  • For years I enjoyed the Jimmy Page box set versions of these tunes and thought the sound quality was pretty darn good. A couple years ago shortly after classic records announced they would stop pressing the catalog, I scooped up as many as the vinyl versions as I could, namely ‘The Song Remains the same.’ The CDs in this mini-LP set are the closest to that ‘classic records’ sound as I have heard thus far, and I am a vinylphile. I am fully satisfied with the sound. TSRTS is absolutely fantastic ( I haven’t heard the recent warner re-issue yet ). The purposefully distorted and fat sound of the organ from No Quarter remains swirling in my mind while writing this review. This ain’t the 1993 version of these songs and the packaging is an outstanding reproduction of the original. Do yourself a favor…. buy It!

    Posted on December 28, 2009 - Permalink - Buy Now
  • This is my first ever review on Although I purchase much of my music on Amazon, I acquired this box set from a local retailer which also happens to be an Amazon marketplace vendor. For clarification purposes, the set I acquired was distributed by Atlantic/Warner; there is no mention of the Rhino subsidiary on any of the packaging. The packaging indicates that the product was manufactured in Japan, and indeed, all of the CDs are in fact the (non-SHM) Japanese pressings. Each CD indicates a copyright date of 1994, suggesting that the source material for the CDs was likely the mid-1990s Jimmy Page remasters.

    First, a few words about the packaging. It is spectacular, befitting the band and the music on the CDs. If only all CD reissues were packaged this nicely. The CDs are collectively housed in an elegant black cardboard box with the “LZ IV” symbols engraved on the binding, the front and the back, respectively. Each CD is housed in a mini-replica of the original UK album release (yes, “LZ III” has the spinning wheel), with two mini album sleeves, one paper and one cellophane. Additionally, there are alternate album covers for “LZ I” and for “In Through The Out Door (numerous extra covers)”, a nice bonus for the collector.

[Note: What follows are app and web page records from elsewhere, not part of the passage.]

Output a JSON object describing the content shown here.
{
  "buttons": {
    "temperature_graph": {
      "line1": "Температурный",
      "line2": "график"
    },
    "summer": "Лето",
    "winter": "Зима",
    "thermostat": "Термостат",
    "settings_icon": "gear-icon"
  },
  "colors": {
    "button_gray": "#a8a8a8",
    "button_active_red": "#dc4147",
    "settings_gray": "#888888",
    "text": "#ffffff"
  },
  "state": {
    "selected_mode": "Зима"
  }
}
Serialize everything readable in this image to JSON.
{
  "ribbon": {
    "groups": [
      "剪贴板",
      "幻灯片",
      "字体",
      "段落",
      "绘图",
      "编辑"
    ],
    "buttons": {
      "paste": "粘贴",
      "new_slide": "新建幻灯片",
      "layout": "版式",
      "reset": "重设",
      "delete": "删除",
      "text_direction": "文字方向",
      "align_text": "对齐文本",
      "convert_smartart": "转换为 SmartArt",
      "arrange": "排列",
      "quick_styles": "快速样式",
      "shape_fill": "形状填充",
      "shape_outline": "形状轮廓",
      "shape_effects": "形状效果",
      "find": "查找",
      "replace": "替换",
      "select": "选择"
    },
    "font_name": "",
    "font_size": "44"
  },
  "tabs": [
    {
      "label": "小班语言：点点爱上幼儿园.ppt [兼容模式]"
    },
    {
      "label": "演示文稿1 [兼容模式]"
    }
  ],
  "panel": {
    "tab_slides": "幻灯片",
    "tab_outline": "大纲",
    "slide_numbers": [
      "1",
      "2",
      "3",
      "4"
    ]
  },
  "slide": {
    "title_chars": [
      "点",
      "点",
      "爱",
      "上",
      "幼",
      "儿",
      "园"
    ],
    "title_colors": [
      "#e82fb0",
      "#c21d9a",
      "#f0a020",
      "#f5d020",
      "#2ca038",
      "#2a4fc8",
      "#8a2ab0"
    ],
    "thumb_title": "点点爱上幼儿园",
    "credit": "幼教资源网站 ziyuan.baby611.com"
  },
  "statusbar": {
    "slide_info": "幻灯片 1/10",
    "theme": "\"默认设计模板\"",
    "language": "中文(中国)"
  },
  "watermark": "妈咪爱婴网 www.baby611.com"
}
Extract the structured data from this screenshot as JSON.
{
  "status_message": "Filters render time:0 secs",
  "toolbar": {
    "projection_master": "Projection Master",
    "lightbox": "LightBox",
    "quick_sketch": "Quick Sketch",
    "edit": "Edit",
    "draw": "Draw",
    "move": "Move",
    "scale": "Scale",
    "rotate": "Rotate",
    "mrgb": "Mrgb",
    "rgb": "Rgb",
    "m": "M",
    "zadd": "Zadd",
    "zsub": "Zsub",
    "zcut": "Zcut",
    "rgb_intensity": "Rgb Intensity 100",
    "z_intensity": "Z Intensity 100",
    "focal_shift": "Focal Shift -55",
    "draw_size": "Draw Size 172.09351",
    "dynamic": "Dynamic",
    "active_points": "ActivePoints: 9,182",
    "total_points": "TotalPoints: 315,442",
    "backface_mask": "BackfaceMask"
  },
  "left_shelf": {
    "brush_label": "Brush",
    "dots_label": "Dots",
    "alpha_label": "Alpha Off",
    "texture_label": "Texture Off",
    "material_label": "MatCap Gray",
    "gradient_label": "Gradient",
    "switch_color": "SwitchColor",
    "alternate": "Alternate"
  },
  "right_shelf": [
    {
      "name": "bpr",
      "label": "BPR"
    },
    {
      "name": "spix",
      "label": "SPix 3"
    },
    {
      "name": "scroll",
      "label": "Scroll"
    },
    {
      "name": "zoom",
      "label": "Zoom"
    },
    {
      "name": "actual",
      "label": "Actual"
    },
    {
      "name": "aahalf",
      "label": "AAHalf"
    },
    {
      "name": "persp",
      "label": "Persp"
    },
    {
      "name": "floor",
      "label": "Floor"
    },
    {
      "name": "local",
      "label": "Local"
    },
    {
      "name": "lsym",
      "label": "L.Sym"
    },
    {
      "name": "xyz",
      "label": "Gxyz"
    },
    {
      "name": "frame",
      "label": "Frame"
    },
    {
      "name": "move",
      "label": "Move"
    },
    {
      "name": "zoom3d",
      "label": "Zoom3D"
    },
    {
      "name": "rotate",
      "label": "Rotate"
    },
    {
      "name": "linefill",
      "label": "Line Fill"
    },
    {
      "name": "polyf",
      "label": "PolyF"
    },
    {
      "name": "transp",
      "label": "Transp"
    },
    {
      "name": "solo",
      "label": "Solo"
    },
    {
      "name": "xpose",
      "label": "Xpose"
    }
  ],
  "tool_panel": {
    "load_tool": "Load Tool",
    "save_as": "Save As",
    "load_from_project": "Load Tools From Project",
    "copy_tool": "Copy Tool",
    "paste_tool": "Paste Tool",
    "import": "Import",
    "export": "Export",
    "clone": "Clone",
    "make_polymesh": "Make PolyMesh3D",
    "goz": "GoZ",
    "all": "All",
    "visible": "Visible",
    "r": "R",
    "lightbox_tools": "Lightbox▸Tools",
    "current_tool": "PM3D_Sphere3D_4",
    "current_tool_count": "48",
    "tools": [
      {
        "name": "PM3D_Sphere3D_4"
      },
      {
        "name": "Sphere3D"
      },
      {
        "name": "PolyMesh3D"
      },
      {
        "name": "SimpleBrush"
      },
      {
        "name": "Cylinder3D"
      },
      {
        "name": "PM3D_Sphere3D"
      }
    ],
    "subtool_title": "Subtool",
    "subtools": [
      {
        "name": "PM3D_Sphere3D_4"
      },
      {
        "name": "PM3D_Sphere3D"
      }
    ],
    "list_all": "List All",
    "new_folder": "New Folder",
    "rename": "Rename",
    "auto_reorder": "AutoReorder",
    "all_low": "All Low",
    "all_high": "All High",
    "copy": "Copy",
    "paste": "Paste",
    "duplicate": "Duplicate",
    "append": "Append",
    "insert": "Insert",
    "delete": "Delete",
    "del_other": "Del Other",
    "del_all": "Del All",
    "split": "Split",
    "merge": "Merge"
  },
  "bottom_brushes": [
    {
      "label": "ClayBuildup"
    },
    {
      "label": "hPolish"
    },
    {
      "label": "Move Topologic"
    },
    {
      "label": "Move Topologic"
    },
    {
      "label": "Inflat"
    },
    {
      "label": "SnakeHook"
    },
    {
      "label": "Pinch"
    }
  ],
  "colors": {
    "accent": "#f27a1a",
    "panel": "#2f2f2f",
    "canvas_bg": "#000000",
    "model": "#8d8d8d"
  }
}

    Of course, packaging is nice, but what about the music/sound? Obviously, if you a reading this, you know how fine the music is, particularly on the first six albums (“LZ I” through “Physical Graffiti”). I have now listened to “LZ I”, “LZ II” and “LZ III”. The sound quality is, in a word, outstanding and sometimes spectacular (and I am very picky about sound quality). (In fairness, I have not listened to these enough to properly gage the ear fatigue issue which sometimes plagues overly compressed CDs, but based on my initial listenings, I suspect that will not be an issue with these CDs). I did an A-B comparison of this “LZ I” with the mid-1990s (currently available) Jimmy Page remaster of the same, and the Japanese pressing was superior.

    In sum, this set is an absolute must for any lover of LZ’s music who has the discretionary income to justify the purchase. I suppose some audiophiles will opt for the Japanese SHM version of this set (which I have not heard), but, as of this writing, that set is significantly more expensive. On the other hand, I suppose some will opt for the 1990s box set (US pressings of the Jimmy Page remasters), which is significantly cheaper, and would likely suit those who utilize MP3 players, or who are not particular about sound quality, just fine. This offering of (non-SHM) Japanese pressings is probably the best buy in terns of price/quality ratio. I doubt that any purchaser — ptovided they receive the set I obtained — would be disappointed. Highly recommended.

    Posted on December 28, 2009 - Permalink - Buy Now